Entries from a dataset of interfaces:
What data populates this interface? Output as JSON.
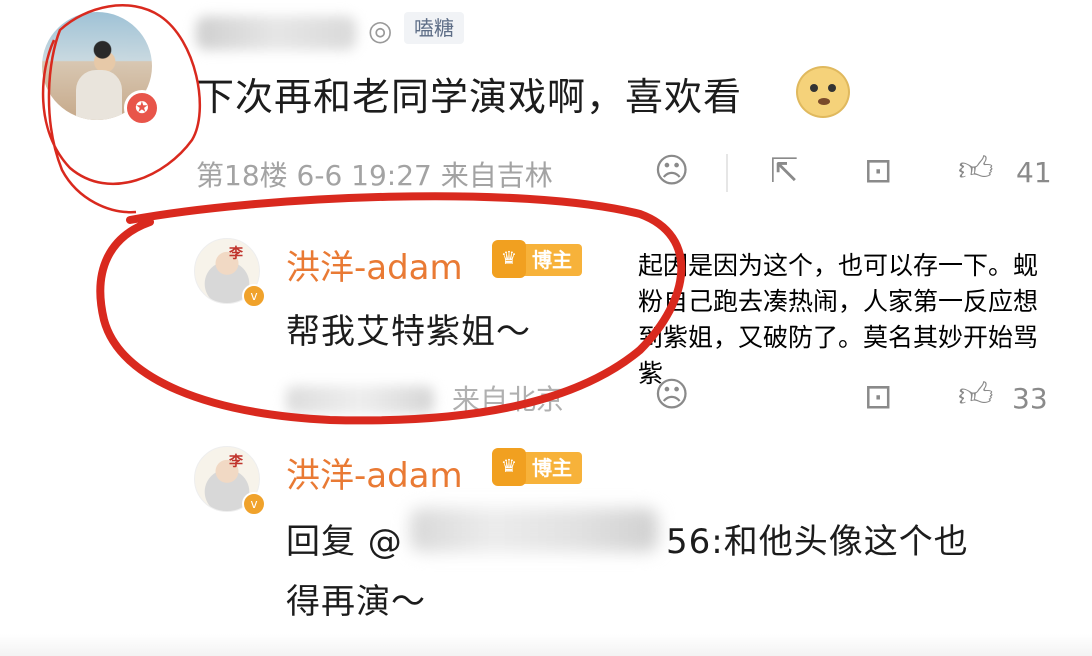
{
  "top_comment": {
    "tag": "嗑糖",
    "text": "下次再和老同学演戏啊，喜欢看",
    "meta": "第18楼 6-6 19:27 来自吉林",
    "like_count": "41"
  },
  "replies": [
    {
      "avatar_text": "李\n王\n身",
      "name": "洪洋-adam",
      "badge": "博主",
      "text": "帮我艾特紫姐～",
      "meta": "来自北京",
      "like_count": "33"
    },
    {
      "avatar_text": "李\n王\n身",
      "name": "洪洋-adam",
      "badge": "博主",
      "text_line1": "回复 @",
      "text_line1_suffix": "56:和他头像这个也",
      "text_line2": "得再演～"
    }
  ],
  "annotation": "起因是因为这个，也可以存一下。蚬粉自己跑去凑热闹，人家第一反应想到紫姐，又破防了。莫名其妙开始骂紫",
  "icons": {
    "tag": "lollipop-icon",
    "emoji": "doge-emoji",
    "dislike": "frown-face-icon",
    "share": "share-icon",
    "comment": "comment-icon",
    "like": "thumbs-up-icon",
    "badge": "crown-badge-icon"
  },
  "colors": {
    "name_orange": "#e97a34",
    "badge_gold": "#f7b23a",
    "annotation_red": "#d9291e"
  }
}
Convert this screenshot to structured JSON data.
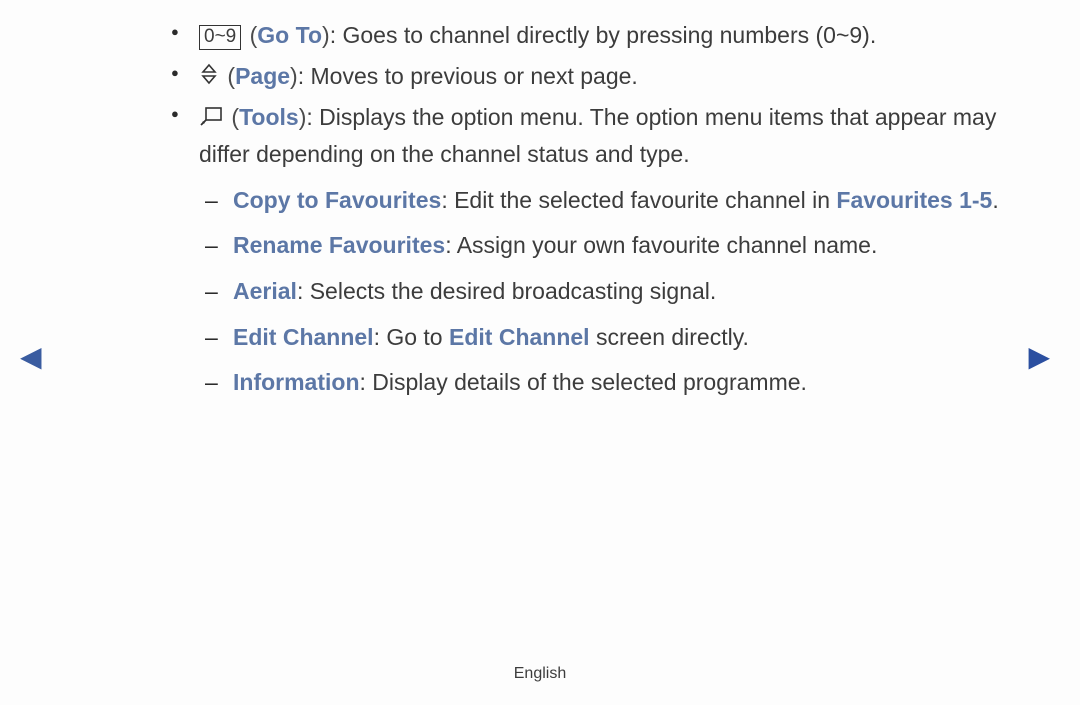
{
  "items": [
    {
      "icon_text": "0~9",
      "label_open": "(",
      "label": "Go To",
      "label_close": ")",
      "desc": ": Goes to channel directly by pressing numbers (0~9)."
    },
    {
      "label_open": "(",
      "label": "Page",
      "label_close": ")",
      "desc": ": Moves to previous or next page."
    },
    {
      "label_open": "(",
      "label": "Tools",
      "label_close": ")",
      "desc": ": Displays the option menu. The option menu items that appear may differ depending on the channel status and type.",
      "sub": [
        {
          "label": "Copy to Favourites",
          "desc_a": ": Edit the selected favourite channel in ",
          "link": "Favourites 1-5",
          "desc_b": "."
        },
        {
          "label": "Rename Favourites",
          "desc": ": Assign your own favourite channel name."
        },
        {
          "label": "Aerial",
          "desc": ": Selects the desired broadcasting signal."
        },
        {
          "label": "Edit Channel",
          "desc_a": ": Go to ",
          "link": "Edit Channel",
          "desc_b": " screen directly."
        },
        {
          "label": "Information",
          "desc": ": Display details of the selected programme."
        }
      ]
    }
  ],
  "footer": "English",
  "nav": {
    "prev": "◀",
    "next": "▶"
  }
}
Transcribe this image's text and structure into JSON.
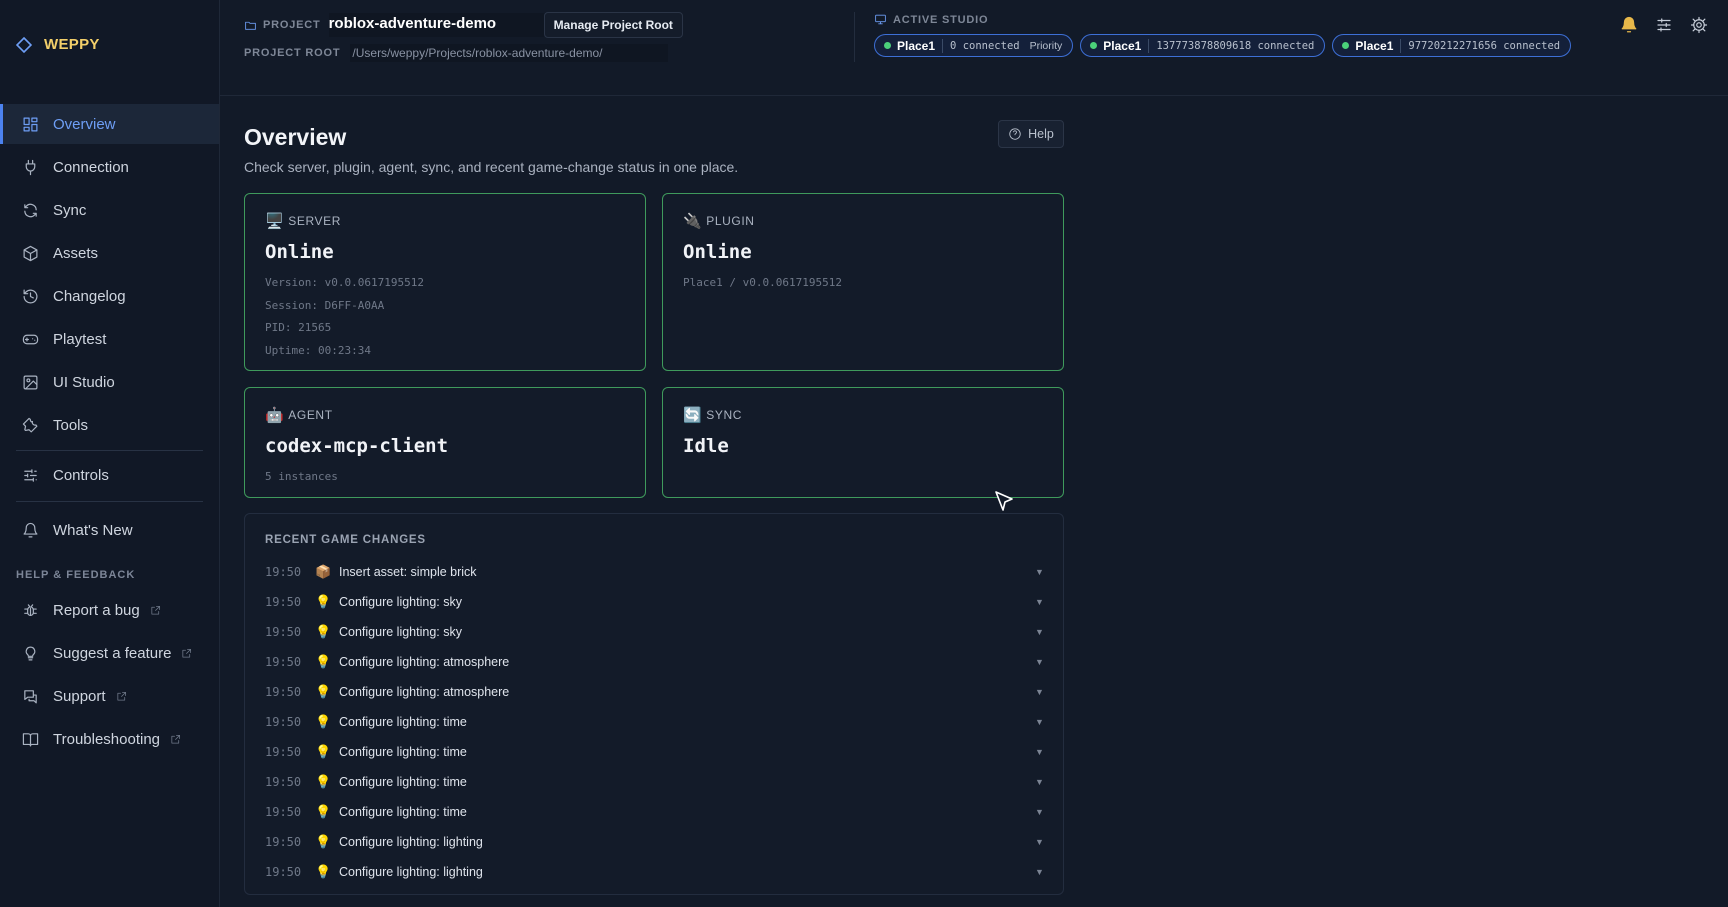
{
  "brand": {
    "name": "WEPPY",
    "logo_icon": "diamond-icon"
  },
  "sidebar": {
    "items": [
      {
        "label": "Overview",
        "icon": "grid-icon",
        "active": true
      },
      {
        "label": "Connection",
        "icon": "plug-icon"
      },
      {
        "label": "Sync",
        "icon": "refresh-icon"
      },
      {
        "label": "Assets",
        "icon": "box-icon"
      },
      {
        "label": "Changelog",
        "icon": "history-icon"
      },
      {
        "label": "Playtest",
        "icon": "gamepad-icon"
      },
      {
        "label": "UI Studio",
        "icon": "image-icon"
      },
      {
        "label": "Tools",
        "icon": "wrench-icon"
      },
      {
        "label": "Controls",
        "icon": "sliders-icon"
      },
      {
        "label": "What's New",
        "icon": "bell-icon"
      }
    ],
    "help_section_label": "HELP & FEEDBACK",
    "help_items": [
      {
        "label": "Report a bug",
        "icon": "bug-icon"
      },
      {
        "label": "Suggest a feature",
        "icon": "lightbulb-icon"
      },
      {
        "label": "Support",
        "icon": "chat-icon"
      },
      {
        "label": "Troubleshooting",
        "icon": "book-icon"
      }
    ]
  },
  "topbar": {
    "project_label": "PROJECT",
    "project_name": "roblox-adventure-demo",
    "manage_button": "Manage Project Root",
    "root_label": "PROJECT ROOT",
    "root_path": "/Users/weppy/Projects/roblox-adventure-demo/",
    "studio_label": "ACTIVE STUDIO",
    "studios": [
      {
        "name": "Place1",
        "meta": "0 connected",
        "extra": "Priority"
      },
      {
        "name": "Place1",
        "meta": "137773878809618 connected",
        "extra": ""
      },
      {
        "name": "Place1",
        "meta": "97720212271656 connected",
        "extra": ""
      }
    ]
  },
  "main": {
    "title": "Overview",
    "subtitle": "Check server, plugin, agent, sync, and recent game-change status in one place.",
    "help_label": "Help",
    "server": {
      "emoji": "🖥️",
      "label": "SERVER",
      "status": "Online",
      "version": "Version: v0.0.0617195512",
      "session": "Session: D6FF-A0AA",
      "pid": "PID: 21565",
      "uptime": "Uptime: 00:23:34"
    },
    "plugin": {
      "emoji": "🔌",
      "label": "PLUGIN",
      "status": "Online",
      "meta": "Place1 / v0.0.0617195512"
    },
    "agent": {
      "emoji": "🤖",
      "label": "AGENT",
      "status": "codex-mcp-client",
      "meta": "5 instances"
    },
    "sync": {
      "emoji": "🔄",
      "label": "SYNC",
      "status": "Idle"
    },
    "recent_title": "RECENT GAME CHANGES",
    "changes": [
      {
        "time": "19:50",
        "emoji": "📦",
        "desc": "Insert asset: simple brick"
      },
      {
        "time": "19:50",
        "emoji": "💡",
        "desc": "Configure lighting: sky"
      },
      {
        "time": "19:50",
        "emoji": "💡",
        "desc": "Configure lighting: sky"
      },
      {
        "time": "19:50",
        "emoji": "💡",
        "desc": "Configure lighting: atmosphere"
      },
      {
        "time": "19:50",
        "emoji": "💡",
        "desc": "Configure lighting: atmosphere"
      },
      {
        "time": "19:50",
        "emoji": "💡",
        "desc": "Configure lighting: time"
      },
      {
        "time": "19:50",
        "emoji": "💡",
        "desc": "Configure lighting: time"
      },
      {
        "time": "19:50",
        "emoji": "💡",
        "desc": "Configure lighting: time"
      },
      {
        "time": "19:50",
        "emoji": "💡",
        "desc": "Configure lighting: time"
      },
      {
        "time": "19:50",
        "emoji": "💡",
        "desc": "Configure lighting: lighting"
      },
      {
        "time": "19:50",
        "emoji": "💡",
        "desc": "Configure lighting: lighting"
      }
    ]
  },
  "colors": {
    "accent": "#4c82ef",
    "online_border": "#3f9a5c",
    "brand": "#f3cf6a",
    "status_dot": "#4bd07a"
  }
}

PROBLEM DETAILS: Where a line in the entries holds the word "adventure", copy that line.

RESULT OF THIS TASK:
    "project_name": "roblox-adventure-demo",
    "root_path": "/Users/weppy/Projects/roblox-adventure-demo/",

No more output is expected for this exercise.